What an experience it was for the sinful paralytic — two miracles given him! The disease Jesus healed is one in which human skill is almost totally unproductive, even in the present state of advanced medicine, yet Jesus healed the paralytic in a moment by a word. Although his stretcher was light, and he lifted it up and carried it away as commanded by Jesus. The sign of his sickness was now the sign of his cure. The stretcher that had carried the man was now being carried; it was seen as a sign of physical healing, but even more importantly, it was seen as a sign of the Christ giving the formerly paralyzed man a cleansed soul.
The result of the man’s supernatural cure was instantaneous and remarkable. The people marveled, were afraid and over-whelmed, and gave glory to God. Although this wonderful double miracle amazed the people, it only further irritated the blinded Pharisees, making them more determined to destroy this Man who made Himself equal with God.
Examine the analogies from this miracle. First of all, palsy is a fit emblem of sin’s paralyzing power and of the utter helplessness of the sinner to do anything for his own relief. The cross made possible a merciful provision for a palsied race. “For while we were still helpless, at the right time Christ died for the ungodly” (Romans 5:6). The miracle presents Jesus as being able to immediately cancel the bondage of sin. When our sins are forgiven, we are no longer it’s slave: “Therefore we have been buried with Him through baptism into death … in order that our body of sin might be done away with, so that we would no longer be slaves to sin; for he who has died is freed from sin.” (Romans 6:1-7).

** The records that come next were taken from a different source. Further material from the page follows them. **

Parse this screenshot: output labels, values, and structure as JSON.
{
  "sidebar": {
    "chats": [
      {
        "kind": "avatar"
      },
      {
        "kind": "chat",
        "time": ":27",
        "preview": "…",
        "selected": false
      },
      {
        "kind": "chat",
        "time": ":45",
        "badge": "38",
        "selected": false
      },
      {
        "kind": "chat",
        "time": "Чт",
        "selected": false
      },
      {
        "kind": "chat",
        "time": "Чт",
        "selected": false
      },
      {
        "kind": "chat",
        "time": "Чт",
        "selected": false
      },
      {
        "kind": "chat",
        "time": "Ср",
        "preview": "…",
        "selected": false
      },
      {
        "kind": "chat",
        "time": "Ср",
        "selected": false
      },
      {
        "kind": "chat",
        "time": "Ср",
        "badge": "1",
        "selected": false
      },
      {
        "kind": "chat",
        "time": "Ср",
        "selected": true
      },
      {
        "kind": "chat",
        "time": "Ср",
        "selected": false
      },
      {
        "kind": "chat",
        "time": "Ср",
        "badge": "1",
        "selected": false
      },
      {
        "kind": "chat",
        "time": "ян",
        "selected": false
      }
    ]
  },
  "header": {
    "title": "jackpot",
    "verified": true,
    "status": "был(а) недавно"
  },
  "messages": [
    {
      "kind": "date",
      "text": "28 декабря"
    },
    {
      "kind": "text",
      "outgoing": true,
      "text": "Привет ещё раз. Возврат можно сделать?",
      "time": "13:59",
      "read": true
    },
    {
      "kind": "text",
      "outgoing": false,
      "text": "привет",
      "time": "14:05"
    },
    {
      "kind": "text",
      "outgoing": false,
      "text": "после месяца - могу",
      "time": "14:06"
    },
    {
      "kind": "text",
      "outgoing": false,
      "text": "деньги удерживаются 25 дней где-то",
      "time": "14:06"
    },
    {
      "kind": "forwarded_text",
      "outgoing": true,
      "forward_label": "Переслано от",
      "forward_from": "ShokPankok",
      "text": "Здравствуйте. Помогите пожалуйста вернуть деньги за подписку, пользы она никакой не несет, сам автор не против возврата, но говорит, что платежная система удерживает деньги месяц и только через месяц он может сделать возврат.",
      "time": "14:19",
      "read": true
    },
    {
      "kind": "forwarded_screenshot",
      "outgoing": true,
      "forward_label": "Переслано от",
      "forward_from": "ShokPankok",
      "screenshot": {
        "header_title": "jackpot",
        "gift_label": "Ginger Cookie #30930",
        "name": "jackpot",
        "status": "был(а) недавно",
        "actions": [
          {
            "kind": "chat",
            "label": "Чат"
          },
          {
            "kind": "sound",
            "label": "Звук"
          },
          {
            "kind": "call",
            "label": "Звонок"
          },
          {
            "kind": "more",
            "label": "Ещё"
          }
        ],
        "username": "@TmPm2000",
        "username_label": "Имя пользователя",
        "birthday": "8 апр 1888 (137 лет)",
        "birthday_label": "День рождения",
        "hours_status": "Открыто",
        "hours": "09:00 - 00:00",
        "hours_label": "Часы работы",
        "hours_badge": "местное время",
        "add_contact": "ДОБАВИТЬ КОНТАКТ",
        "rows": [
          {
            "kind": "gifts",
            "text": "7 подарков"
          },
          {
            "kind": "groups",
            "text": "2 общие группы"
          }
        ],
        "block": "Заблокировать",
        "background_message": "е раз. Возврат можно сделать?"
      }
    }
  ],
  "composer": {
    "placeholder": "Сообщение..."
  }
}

Another analogy is that while no moral paralytic can be saved by another’s faith, that one can be brought by another to Him who alone can deliver. If you have a friend who is paralyzed by sin and is helpless and hopeless in his or her condition, then assist that one in finding Jesus — through your consecrated life, your compassionate love, your prevailing intercession and your undaunted faith.
—S. Scott Richardson Sr.